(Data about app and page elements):
____________

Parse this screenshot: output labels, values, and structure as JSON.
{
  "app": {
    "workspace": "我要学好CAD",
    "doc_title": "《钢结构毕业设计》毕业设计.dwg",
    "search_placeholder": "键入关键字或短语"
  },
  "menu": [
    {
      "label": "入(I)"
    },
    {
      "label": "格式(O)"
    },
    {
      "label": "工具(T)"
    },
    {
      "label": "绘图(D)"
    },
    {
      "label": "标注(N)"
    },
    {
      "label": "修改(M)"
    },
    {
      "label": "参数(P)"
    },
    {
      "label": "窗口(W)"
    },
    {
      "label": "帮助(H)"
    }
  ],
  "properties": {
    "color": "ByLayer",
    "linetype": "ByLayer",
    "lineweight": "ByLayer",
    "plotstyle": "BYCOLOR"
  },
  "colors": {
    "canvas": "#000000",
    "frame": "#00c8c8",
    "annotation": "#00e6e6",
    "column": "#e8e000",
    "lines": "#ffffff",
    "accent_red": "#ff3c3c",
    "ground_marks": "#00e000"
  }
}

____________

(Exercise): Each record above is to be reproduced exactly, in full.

(Written response):
Parse this screenshot: output labels, values, and structure as JSON.
{
  "app": {
    "workspace": "我要学好CAD",
    "doc_title": "《钢结构毕业设计》毕业设计.dwg",
    "search_placeholder": "键入关键字或短语"
  },
  "menu": [
    {
      "label": "入(I)"
    },
    {
      "label": "格式(O)"
    },
    {
      "label": "工具(T)"
    },
    {
      "label": "绘图(D)"
    },
    {
      "label": "标注(N)"
    },
    {
      "label": "修改(M)"
    },
    {
      "label": "参数(P)"
    },
    {
      "label": "窗口(W)"
    },
    {
      "label": "帮助(H)"
    }
  ],
  "properties": {
    "color": "ByLayer",
    "linetype": "ByLayer",
    "lineweight": "ByLayer",
    "plotstyle": "BYCOLOR"
  },
  "colors": {
    "canvas": "#000000",
    "frame": "#00c8c8",
    "annotation": "#00e6e6",
    "column": "#e8e000",
    "lines": "#ffffff",
    "accent_red": "#ff3c3c",
    "ground_marks": "#00e000"
  }
}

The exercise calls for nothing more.